You see, when you're diagnosed with an autoimmune disease, you have to find YOUR round table. There's no one size fits all. You need a taste of treatment plans -- to hear stories of others with similar diagnosis and potential care options (both Western and Eastern) -- and then pick the things that feel best for you. To look for the approaches and experts you believe in, trust, and enjoy.
One of the things we learn when diagnosed with an autoimmune disease is how to advocate for ourselves both inside and outside the doctor's office. Compiling a wellness round table is one thing that makes doing so a whole lot easier.
--------> (4) Build a support system.
If you've been recently diagnosed with an autoimmune disease, you may feel very alone. At the same time, all you really want is to feel validated, heard, and cared for just like anyone else.
So, after you build your professional team through your wellness round table, build your personal support system. While your friends and family might not yet know how to support you in this season, give them time. And if needed, give them explanations and insights into what you're feeling. Use this blog post to get you started.
Then in addition to talking with family members and friends, look to social media, personal blogs, or Facebook groups. These platforms can provide a lot of comfort, so long as you follow the people who leave you feeling good. Find the ones who have a story to share of their own, who seem to share ideas you resonate with, and who talk about topics that relate to your struggles and desires.

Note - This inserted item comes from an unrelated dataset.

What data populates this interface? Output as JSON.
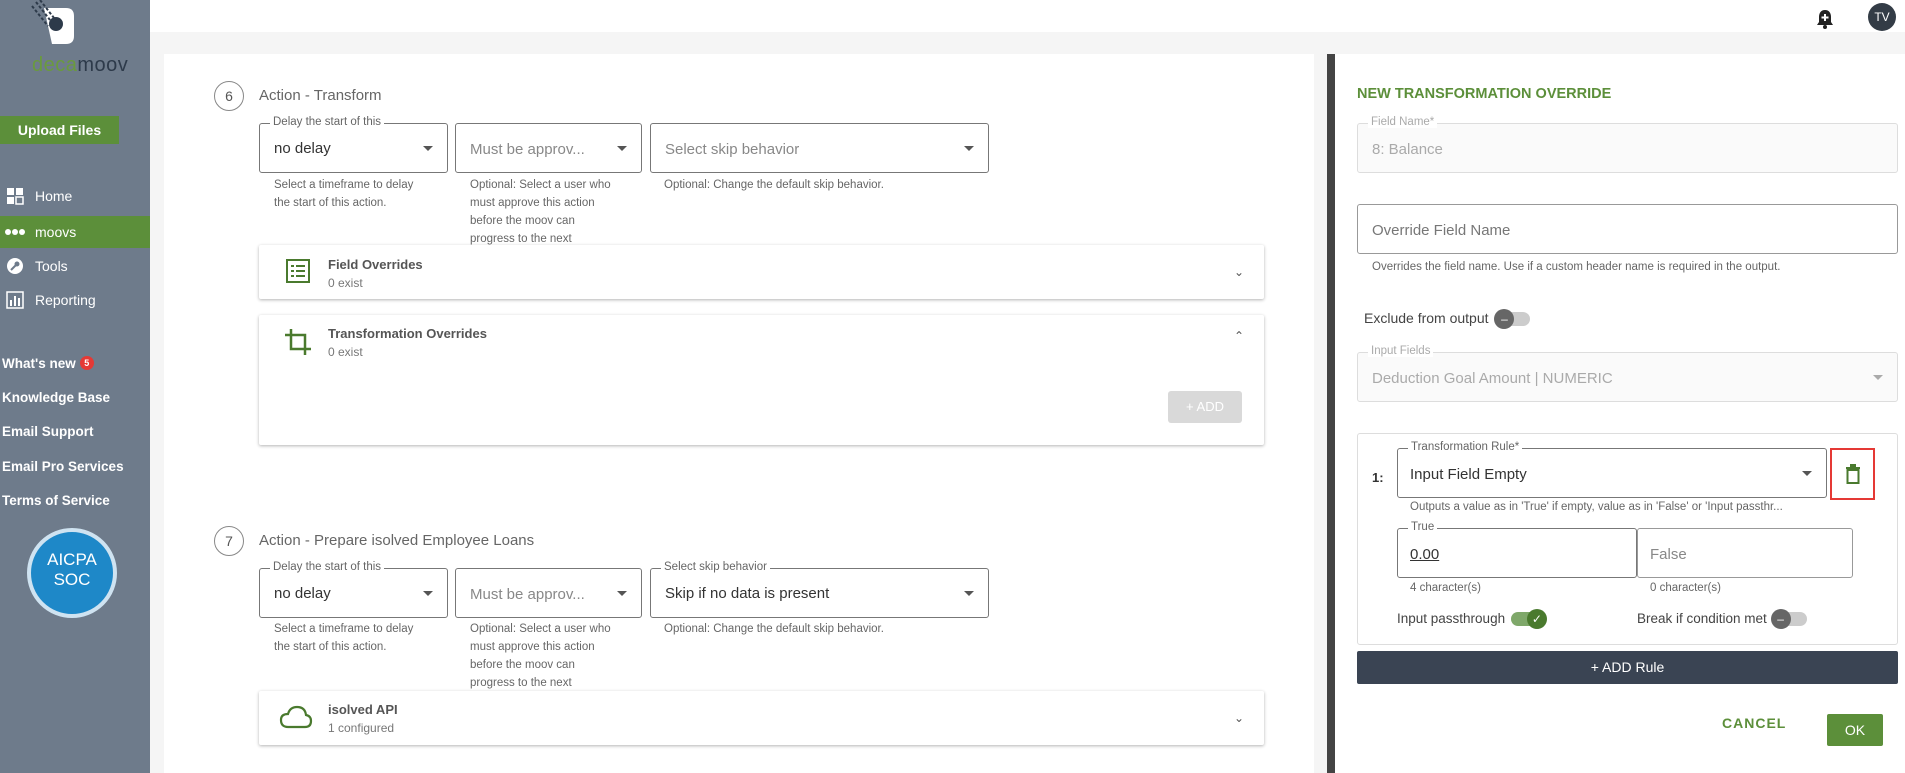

Our phone is often the first thing we grab when we have a few minutes of downtime. Sometimes, just a reminder to take a deep breath is helpful -- and so is seeing that there are people out there, people other than you, trying to figure things out too.
You do not have to do this alone.
And, remember. This is temporary.
A diagnosis isn't who you are.
It doesn't define you.
Or determine what you can and cannot do from here on out.
Want more personalized support as you navigate autoimmune disease or chronic illness? Click here to join The Wellness Boulevard (a community with monthly workouts, coaching videos, tested resources, and guest expert classes) or click here for a free 1:1 consultation to help you put together your wellness round table.